Families talk about how information from their child’s diagnosis helped them on their journey.
Knowledge to get help for your child
Getting a diagnosis can help you get some solid answers about what is happening for your child. It can also give you more ideas about what you and others can do to help them. This can help your child at home and at school, as Aunty Faye says.
“If we understood more about disabilities, if the school would explain, then the parents could work with the child as well. Or get special help … Because the most important thing is our children’s education, right?” – Aunty Faye
One part of this journey is being real and understanding your child’s diagnosis. It’s about asking questions like, “What does it mean?”, “Where do I go?”, “Who do I see?”, “What are their needs?”. It’s about getting the right support for your child. This is what we call advocacy.
A way to keep cultural identity strong
Being an advocate means meeting with professionals, schools and medical people and talking to them about what’s happening for your child – emotionally, socially, spiritually and culturally – and what they need. This is a strong way to keep cultural identity, and to make sure that their support meets your child’s and family’s needs.
Being an advocate on top of being a parent or carer can be tiring and frustrating. But importantly, it is also rewarding, as you are bringing cultural knowledge and behaviours into the disability world, so professionals can relate to your child and family with cultural sensitivity.
Knowledge to help your family
Looking back, Rodney says that knowing more about his son’s autism has made their relationship stronger. At first, he left a lot of that learning to Suzanna, because of his cultural ways. Now Rodney now pushes himself to do it too. He encourages other parents and carers – especially dads – to do the same.
“Push yourself. Bring yourself to people who are going to help you. People who are going to advise you. I know it’s hard … Research about the disability. That’s how I work with my boy. Just watching documentaries and how people relate. And you can see how you can communicate with your child. I used to tell Mum – ‘You go deal with it’, but then I’m not learning anything … it’s worth knowing, so you can enjoy his company, and he can enjoy your company.” – Rodney
When Stacey got the diagnosis for her young one, it made sense of her gut feeling that he had different needs, and gave her information that made everyday life better for both of them. Support from a community or disability advocate then helped Stacey to sort out the right pathways for her boy, and to bring together the shared knowledge of mainstream and cultural understandings of how to support him.

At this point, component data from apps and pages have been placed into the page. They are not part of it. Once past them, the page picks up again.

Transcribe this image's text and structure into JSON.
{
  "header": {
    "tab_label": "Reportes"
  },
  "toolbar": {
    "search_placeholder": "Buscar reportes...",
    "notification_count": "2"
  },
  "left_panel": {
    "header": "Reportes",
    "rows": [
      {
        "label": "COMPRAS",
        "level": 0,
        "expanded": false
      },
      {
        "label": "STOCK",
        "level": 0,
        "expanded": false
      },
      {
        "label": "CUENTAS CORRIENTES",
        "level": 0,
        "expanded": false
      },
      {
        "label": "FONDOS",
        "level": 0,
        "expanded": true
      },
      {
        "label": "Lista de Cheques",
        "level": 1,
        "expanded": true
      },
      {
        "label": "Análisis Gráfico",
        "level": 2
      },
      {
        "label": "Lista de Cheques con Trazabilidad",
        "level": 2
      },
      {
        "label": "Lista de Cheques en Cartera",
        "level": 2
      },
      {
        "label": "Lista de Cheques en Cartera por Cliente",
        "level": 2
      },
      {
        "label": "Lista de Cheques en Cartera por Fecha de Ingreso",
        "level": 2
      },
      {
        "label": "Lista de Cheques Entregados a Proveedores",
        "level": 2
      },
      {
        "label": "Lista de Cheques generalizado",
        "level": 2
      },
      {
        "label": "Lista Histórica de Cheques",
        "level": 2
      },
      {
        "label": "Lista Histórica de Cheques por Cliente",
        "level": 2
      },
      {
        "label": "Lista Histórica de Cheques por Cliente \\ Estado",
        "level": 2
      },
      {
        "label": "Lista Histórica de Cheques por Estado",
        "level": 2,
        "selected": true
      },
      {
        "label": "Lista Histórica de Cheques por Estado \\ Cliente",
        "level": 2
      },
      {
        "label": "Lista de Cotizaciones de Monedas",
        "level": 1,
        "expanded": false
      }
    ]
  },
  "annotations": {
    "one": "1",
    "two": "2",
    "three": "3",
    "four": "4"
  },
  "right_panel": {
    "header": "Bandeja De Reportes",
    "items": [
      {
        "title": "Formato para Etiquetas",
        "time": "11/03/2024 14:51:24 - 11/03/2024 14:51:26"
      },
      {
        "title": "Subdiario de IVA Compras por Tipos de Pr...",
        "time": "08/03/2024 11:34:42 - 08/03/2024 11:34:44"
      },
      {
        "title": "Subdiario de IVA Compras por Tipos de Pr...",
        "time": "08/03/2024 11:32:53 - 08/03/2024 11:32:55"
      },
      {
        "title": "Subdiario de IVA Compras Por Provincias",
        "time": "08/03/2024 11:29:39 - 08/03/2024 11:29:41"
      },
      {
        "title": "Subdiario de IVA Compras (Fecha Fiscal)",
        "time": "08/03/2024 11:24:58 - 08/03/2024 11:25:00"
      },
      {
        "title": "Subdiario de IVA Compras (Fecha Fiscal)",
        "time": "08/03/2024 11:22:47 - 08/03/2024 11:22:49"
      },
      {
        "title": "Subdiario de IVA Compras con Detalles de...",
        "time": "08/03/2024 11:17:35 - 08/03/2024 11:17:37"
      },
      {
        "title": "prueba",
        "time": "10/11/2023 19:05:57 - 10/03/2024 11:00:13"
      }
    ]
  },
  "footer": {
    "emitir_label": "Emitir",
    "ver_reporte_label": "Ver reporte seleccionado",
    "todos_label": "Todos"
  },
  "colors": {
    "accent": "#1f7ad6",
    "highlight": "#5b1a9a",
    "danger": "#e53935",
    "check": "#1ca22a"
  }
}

“The doctor said to me, ‘You’re right, he’s autistic’. It was a relief in a lot of ways. But in other ways, I’m thinking, ‘Oh god, what’s the road I’ve got ahead of me’. But since he’s been diagnosed, I haven’t looked back. It’s a bit easier to deal with the day-to-day things that go on with him – his outbursts and things.” – Stacey
Make sure your child gets help at school
Every special need requires a different kind of support, so the child can learn well. If school doesn’t understand your child’s needs, they might miss out. Some children go very quiet if they don’t get the right help in school. They might ‘slip through the cracks’ and drop out, without anyone realising they needed help. Some children get frustrated and muck up. As a Koorie educator, Aunty Faye has seen many children labelled with behavioural problems.